Color is a sensation caused by the interaction of a light source, an object (ink on paper) and an observer (you). If any of these variables change, so does the color. If a goal is consistent color, then these variables or factors need to be controlled and standardized. For now, let’s just discuss the light source.
The international standard for viewing condition in the printing industry is called ISO 3664. The current version is from 2009. It specifies many technical parameters concerning lighting, such as chromaticity or color temperature, intensity or brightness, evenness, surround, and others.
At TBN Direct, our printing press consoles are equipped with the proper lighting according to this ISO standard. However, if our customers do not have this same lighting condition, then when you view the proof or press sheet, the color may look different than when we view the proof or press sheet. The technical term for this is called metameric or metamerism. It means two things that look the same under one light look completely different under another light. For example, when purchasing clothing inside a store under fluorescent lighting, the color may not appear the same when viewed at home under incandescent lighting or outdoors under daylight.
Pantone realizes the importance of proper lighting conditions and the effect it has on viewing colors. They now include in their formula guide books, a light indicator at the very back. When the two metameric stripes match the lighting color is correct for daylight or D50 (meaning daylight at 5,000 Kelvin). If they don’t match, we shouldn’t be using this light for critical color evaluation and judgment.

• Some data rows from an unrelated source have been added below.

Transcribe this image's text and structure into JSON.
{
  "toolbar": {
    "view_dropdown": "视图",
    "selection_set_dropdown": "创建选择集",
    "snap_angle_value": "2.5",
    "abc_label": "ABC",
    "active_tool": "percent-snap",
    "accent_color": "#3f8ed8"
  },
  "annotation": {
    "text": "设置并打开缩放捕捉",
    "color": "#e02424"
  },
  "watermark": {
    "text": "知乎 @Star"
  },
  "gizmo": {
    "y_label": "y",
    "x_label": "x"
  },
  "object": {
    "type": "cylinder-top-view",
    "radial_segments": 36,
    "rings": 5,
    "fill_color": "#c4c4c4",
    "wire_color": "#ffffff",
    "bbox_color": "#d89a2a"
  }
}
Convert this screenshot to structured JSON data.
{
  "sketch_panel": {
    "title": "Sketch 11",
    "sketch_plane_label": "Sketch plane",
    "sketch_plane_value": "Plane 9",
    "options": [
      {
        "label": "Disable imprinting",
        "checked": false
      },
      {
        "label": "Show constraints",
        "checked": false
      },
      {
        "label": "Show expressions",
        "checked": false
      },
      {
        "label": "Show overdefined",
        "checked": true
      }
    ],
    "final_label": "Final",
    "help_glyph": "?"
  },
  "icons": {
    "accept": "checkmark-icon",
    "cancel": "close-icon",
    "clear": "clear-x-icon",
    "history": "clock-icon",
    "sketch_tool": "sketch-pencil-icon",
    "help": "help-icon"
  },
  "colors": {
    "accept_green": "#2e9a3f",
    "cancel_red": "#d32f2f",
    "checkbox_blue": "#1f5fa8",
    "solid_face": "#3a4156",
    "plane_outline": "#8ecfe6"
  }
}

If you have any questions about this Tech Talk article, please contact Steve Suffoletto at firstname.lastname@example.org